Eagles tight end Brent Celek could have some "Captain” in him after all.
Celek, with the help of teammate Jason Avant, striking the “Captain Morgan’s pose" after a touchdown Sunday against the Cowboys seemed innocent enough -- the duo was flagged and after the Eagles offenses stalled for the rest of the game the move was mostly forgotten.
But, there was much more behind that "Captain’s" pose than just a 15-yard penalty flag -- it was the first, and likely only time, that a liquor company’s guerrilla ad campaign infiltrated the stone walls of the NFL, according to a Yahoo! Sports report.
U.S. & World
Celek’s celebration was an obvious homage to the Captain Morgan’s rum commercials where "a little captain in everyone" is celebrated. But, when the emerging tight end struck a pose he was doing it to make money for those who came before him on the gridiron.
Turns out that the "CM" people intended to donate money to the non-profit Gridiron Greats Assistance Fund, which supports the needs of former NFL players, every time a player strikes their pose. The bounty: $10K for a regular season game, $25K for a playoff pose and $100,000 for a Captain’s pose in the Super Bowl, according to Yahoo.
But, the guerrilla campaign wasn’t intended to be unveiled until next week.

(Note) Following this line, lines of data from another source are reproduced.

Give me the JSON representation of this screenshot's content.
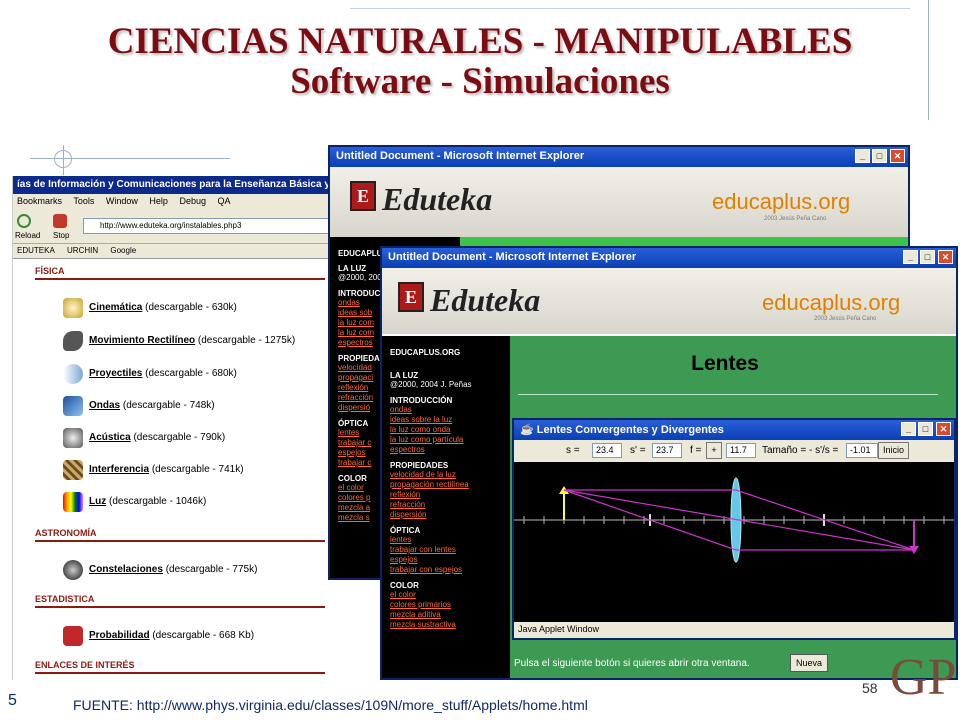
{
  "slide": {
    "title_line1": "CIENCIAS NATURALES - MANIPULABLES",
    "title_line2": "Software - Simulaciones",
    "source": "FUENTE: http://www.phys.virginia.edu/classes/109N/more_stuff/Applets/home.html",
    "page_number": "58",
    "slide_index": "5",
    "logo_letters": "GP"
  },
  "left_browser": {
    "title": "ías de Información y Comunicaciones para la Enseñanza Básica y Media",
    "menu": [
      "Bookmarks",
      "Tools",
      "Window",
      "Help",
      "Debug",
      "QA"
    ],
    "reload": "Reload",
    "stop": "Stop",
    "address": "http://www.eduteka.org/instalables.php3",
    "links": [
      "EDUTEKA",
      "URCHIN",
      "Google"
    ],
    "sections": {
      "fisica": "FÍSICA",
      "astronomia": "ASTRONOMÍA",
      "estadistica": "ESTADISTICA",
      "enlaces": "ENLACES DE INTERÉS"
    },
    "items": [
      {
        "name": "Cinemática",
        "size": "(descargable - 630k)"
      },
      {
        "name": "Movimiento Rectilíneo",
        "size": "(descargable - 1275k)"
      },
      {
        "name": "Proyectiles",
        "size": "(descargable - 680k)"
      },
      {
        "name": "Ondas",
        "size": "(descargable - 748k)"
      },
      {
        "name": "Acústica",
        "size": "(descargable - 790k)"
      },
      {
        "name": "Interferencia",
        "size": "(descargable - 741k)"
      },
      {
        "name": "Luz",
        "size": "(descargable - 1046k)"
      },
      {
        "name": "Constelaciones",
        "size": "(descargable - 775k)"
      },
      {
        "name": "Probabilidad",
        "size": "(descargable - 668 Kb)"
      }
    ]
  },
  "ie_back": {
    "title": "Untitled Document - Microsoft Internet Explorer",
    "logo": "Eduteka",
    "site": "educaplus.org",
    "site_sub": "2003 Jesús Peña Cano",
    "side": {
      "brand": "EDUCAPLUS",
      "topic": "LA LUZ",
      "year": "@2000, 200",
      "intro": "INTRODUC",
      "intro_links": [
        "ondas",
        "ideas sob",
        "la luz com",
        "la luz com",
        "espectros"
      ],
      "props": "PROPIEDA",
      "props_links": [
        "velocidad",
        "propagaci",
        "reflexión",
        "refracción",
        "dispersió"
      ],
      "optica": "ÓPTICA",
      "optica_links": [
        "lentes",
        "trabajar c",
        "espejos",
        "trabajar c"
      ],
      "color": "COLOR",
      "color_links": [
        "el color",
        "colores p",
        "mezcla a",
        "mezcla s"
      ]
    }
  },
  "ie_front": {
    "title": "Untitled Document - Microsoft Internet Explorer",
    "logo": "Eduteka",
    "site": "educaplus.org",
    "site_sub": "2003 Jesús Peña Cano",
    "heading": "Lentes",
    "side": {
      "brand": "EDUCAPLUS.ORG",
      "topic": "LA LUZ",
      "year": "@2000, 2004 J. Peñas",
      "intro": "INTRODUCCIÓN",
      "intro_links": [
        "ondas",
        "ideas sobre la luz",
        "la luz como onda",
        "la luz como partícula",
        "espectros"
      ],
      "props": "PROPIEDADES",
      "props_links": [
        "velocidad de la luz",
        "propagación rectilínea",
        "reflexión",
        "refracción",
        "dispersión"
      ],
      "optica": "ÓPTICA",
      "optica_links": [
        "lentes",
        "trabajar con lentes",
        "espejos",
        "trabajar con espejos"
      ],
      "color": "COLOR",
      "color_links": [
        "el color",
        "colores primarios",
        "mezcla aditiva",
        "mezcla sustractiva"
      ]
    },
    "bottom_text": "Pulsa el siguiente botón si quieres abrir otra ventana.",
    "new_button": "Nueva"
  },
  "applet": {
    "title": "Lentes Convergentes y Divergentes",
    "s_label": "s =",
    "s_value": "23.4",
    "sp_label": "s' =",
    "sp_value": "23.7",
    "f_label": "f =",
    "plus": "+",
    "f_value": "11.7",
    "size_label": "Tamaño = - s'/s =",
    "size_value": "-1.01",
    "start": "Inicio",
    "status": "Java Applet Window"
  },
  "colors": {
    "title": "#7a0c12",
    "titlebar": "#0b3fb3",
    "green": "#3c9a52",
    "side_link": "#ff6633"
  }
}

Celek took the wrapping paper off the advertising gift too early and the NFL, a.k.a No Fun League, struck back-- but not at the Eagles tight end.
The NFL quickly put their foot down and told the Gridiron Greats and Captain Morgan to stop trying to get players to pose.
“Brent said, ‘You know what, if I get the opportunity, I’m going to go ahead and do it.’ He sort of beat us to the punch, but we’re certainly not going to complain,” Glenn Lehrman, an account director at Rogers & Cowan, the firm that handles "Captain Morgan" promotions, told Yahoo.
Luckily for the Birds' Celek and Avant won’t face any fines or suspensions for their actions Sunday but anyone who tries to let out their inner "Captain" in the future would face a “significant” penalty, sources told Yahoo.
Celek and the Birds were mum on the subject after the game. And we don't know if the "Captain" paid the bounty for Celek's prime-time gesture.
NBC Philadelphia reached out to both the promotions firm and the Eagles for comment on this story. The Eagles defered to a comment given by NFL spokesman Greg Aiello to Yahoo.
“A company can’t pay a player to somehow promote it’s product on the field,” said Aiello. “Every league has the same rule... It’s come up before, companies trying to use our games and then players for ambush marketing purposes.”
More: Yahoo! Sports